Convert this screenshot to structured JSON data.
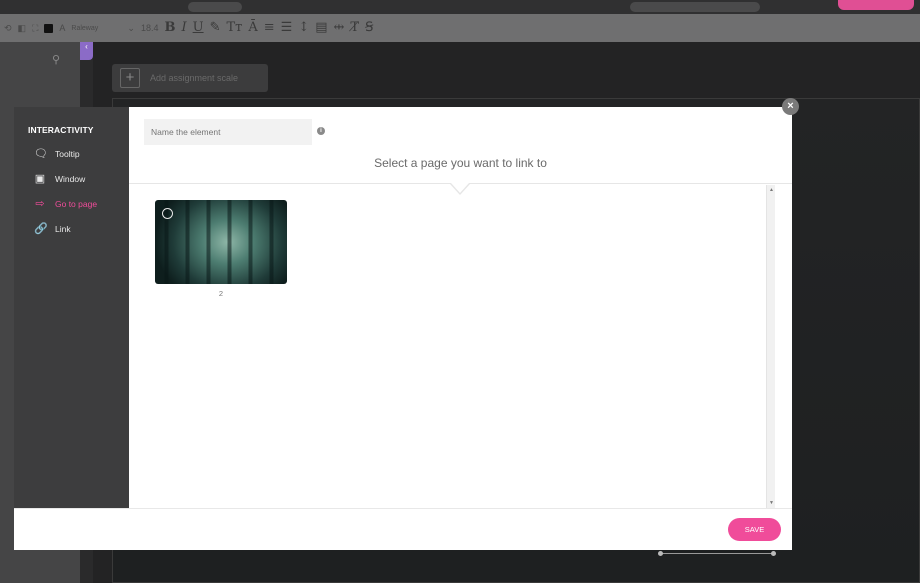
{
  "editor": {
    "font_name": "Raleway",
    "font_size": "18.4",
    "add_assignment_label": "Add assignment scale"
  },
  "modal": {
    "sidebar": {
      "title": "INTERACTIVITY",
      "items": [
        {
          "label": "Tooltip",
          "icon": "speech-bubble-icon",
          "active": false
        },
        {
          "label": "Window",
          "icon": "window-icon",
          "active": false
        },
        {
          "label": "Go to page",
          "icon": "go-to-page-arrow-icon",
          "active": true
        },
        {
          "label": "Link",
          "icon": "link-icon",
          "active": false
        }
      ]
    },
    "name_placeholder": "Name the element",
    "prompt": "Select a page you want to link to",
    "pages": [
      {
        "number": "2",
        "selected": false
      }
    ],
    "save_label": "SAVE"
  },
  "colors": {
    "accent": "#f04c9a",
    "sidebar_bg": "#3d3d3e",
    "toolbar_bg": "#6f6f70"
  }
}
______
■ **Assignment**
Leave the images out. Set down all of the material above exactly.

■ **The answer**
Convert this screenshot to structured JSON data.
{
  "editor": {
    "font_name": "Raleway",
    "font_size": "18.4",
    "add_assignment_label": "Add assignment scale"
  },
  "modal": {
    "sidebar": {
      "title": "INTERACTIVITY",
      "items": [
        {
          "label": "Tooltip",
          "icon": "speech-bubble-icon",
          "active": false
        },
        {
          "label": "Window",
          "icon": "window-icon",
          "active": false
        },
        {
          "label": "Go to page",
          "icon": "go-to-page-arrow-icon",
          "active": true
        },
        {
          "label": "Link",
          "icon": "link-icon",
          "active": false
        }
      ]
    },
    "name_placeholder": "Name the element",
    "prompt": "Select a page you want to link to",
    "pages": [
      {
        "number": "2",
        "selected": false
      }
    ],
    "save_label": "SAVE"
  },
  "colors": {
    "accent": "#f04c9a",
    "sidebar_bg": "#3d3d3e",
    "toolbar_bg": "#6f6f70"
  }
}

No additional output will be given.